baranozdemir / iStock / Getty Images Plus
Fraudsters in foreign countries who disguise the origin of phone calls and texts to the United States now are subject to sanctions.
That's because the Federal Communications Commission (FCC) on Thursday passed rules to crack down on “spoofing,” which lets bad actors appear on caller ID or in text messages as somebody they're not. They pose, for example, as relatives, legitimate businesses or U.S. government agencies to get you to answer the call or respond to a text message in order to perpetuate their scams.
FCC Chairman Ajit Pai, applauded the changes but said “much work remains to be done, and we will not relent in our efforts to fight the persistent problem of spoofing fraud."
The changes will empower the FCC to investigate international fraudsters, take enforcement actions against them and order them to pay fines, said Will Wiquist, an FCC spokesman.
The new rules close loopholes in federal law. A decade-old law already barred anyone from causing caller ID to transmit misleading or inaccurate caller ID information when the intent is to defraud, cause harm or wrongly obtain anything of value.
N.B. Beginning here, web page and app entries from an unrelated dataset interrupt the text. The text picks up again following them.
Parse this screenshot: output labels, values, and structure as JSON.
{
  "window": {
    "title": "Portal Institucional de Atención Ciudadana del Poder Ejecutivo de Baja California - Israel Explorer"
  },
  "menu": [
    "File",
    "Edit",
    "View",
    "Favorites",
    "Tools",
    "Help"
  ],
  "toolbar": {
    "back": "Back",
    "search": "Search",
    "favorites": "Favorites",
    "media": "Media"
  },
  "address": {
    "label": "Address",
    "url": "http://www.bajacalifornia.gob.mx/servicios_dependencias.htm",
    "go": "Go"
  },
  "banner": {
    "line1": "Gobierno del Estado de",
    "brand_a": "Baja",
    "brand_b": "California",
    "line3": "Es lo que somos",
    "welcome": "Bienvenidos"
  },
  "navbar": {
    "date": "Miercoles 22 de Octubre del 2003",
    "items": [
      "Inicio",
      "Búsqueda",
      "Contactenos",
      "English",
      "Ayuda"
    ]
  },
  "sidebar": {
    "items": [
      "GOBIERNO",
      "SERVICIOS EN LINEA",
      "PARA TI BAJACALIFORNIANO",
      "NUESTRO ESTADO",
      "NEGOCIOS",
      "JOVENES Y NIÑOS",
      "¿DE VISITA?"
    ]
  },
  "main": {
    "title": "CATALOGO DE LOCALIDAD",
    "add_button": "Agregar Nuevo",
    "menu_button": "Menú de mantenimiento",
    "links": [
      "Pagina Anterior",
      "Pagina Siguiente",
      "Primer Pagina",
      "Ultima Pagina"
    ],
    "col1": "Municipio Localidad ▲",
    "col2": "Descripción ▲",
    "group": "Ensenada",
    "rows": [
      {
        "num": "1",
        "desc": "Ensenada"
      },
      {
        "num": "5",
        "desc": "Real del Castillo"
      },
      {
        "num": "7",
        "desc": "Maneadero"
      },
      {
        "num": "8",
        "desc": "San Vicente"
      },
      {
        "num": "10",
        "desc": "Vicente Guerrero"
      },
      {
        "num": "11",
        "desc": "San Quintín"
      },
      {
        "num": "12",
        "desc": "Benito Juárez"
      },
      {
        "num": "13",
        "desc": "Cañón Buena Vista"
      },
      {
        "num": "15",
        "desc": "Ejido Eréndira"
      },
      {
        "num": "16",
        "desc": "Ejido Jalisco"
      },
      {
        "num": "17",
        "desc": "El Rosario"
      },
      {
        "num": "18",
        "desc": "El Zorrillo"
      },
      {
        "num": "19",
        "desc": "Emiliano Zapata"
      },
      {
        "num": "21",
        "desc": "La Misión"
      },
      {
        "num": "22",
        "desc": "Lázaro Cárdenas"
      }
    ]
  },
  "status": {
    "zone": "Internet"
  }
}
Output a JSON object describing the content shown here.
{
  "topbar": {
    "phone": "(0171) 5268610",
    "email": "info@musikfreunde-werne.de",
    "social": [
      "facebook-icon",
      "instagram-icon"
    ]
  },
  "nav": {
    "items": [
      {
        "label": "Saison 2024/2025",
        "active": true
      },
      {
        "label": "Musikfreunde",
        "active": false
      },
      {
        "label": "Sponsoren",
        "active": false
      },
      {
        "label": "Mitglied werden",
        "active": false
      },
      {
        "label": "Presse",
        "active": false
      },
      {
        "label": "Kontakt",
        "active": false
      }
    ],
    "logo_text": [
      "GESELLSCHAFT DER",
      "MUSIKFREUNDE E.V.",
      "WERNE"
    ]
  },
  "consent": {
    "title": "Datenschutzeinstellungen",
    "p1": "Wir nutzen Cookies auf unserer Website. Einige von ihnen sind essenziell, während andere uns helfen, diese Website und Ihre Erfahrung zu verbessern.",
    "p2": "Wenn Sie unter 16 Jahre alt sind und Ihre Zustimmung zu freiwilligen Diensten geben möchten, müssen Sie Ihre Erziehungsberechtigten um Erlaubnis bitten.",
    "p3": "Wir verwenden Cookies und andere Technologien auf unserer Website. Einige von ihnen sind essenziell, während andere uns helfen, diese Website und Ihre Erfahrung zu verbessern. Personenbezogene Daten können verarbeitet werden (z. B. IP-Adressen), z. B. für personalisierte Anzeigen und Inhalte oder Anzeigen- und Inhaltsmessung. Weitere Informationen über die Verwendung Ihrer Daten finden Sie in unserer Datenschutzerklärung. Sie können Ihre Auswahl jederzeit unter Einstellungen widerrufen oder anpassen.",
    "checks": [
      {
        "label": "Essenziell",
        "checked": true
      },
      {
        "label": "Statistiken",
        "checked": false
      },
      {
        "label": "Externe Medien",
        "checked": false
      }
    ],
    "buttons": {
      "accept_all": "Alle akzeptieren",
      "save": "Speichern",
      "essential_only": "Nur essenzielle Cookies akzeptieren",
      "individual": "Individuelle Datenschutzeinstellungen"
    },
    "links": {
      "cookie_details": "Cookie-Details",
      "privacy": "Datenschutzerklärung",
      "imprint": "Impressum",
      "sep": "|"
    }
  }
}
But until new legislation last year, the act did not extend to texts or international calls.
The new rules extend the prohibitions to texts; to calls originating outside the U.S. to people in this country; and to more types of voice calls, such as one-way calls made over the internet instead of regular phone lines.
More than 40 state attorneys general supported the changes, and they have warned that spoofing fraud is by no means limited to traditional phone calls made within the U.S.
Changes might not curb robocall epidemic
Alex Quilici, the CEO of YouMail, a robocall-blocking service based in Irvine, California, said the changes may not slow the epidemic of illegal robocalls.
"My take is the rules are not going to make a difference in terms of people making these calls,” he said. “If I'm an IRS scammer trying to scam you out of money, having a fake caller ID is the least of my concerns."
He drew an analogy: If an underage person is intent on robbing a bar, it wouldn't be a big deal for the culprit to use a fake ID as proof of age to enter it.
But Quilici thinks the changes could be helpful to law enforcement agencies in the U.S., giving them more tools that may result in bigger penalties against bad actors.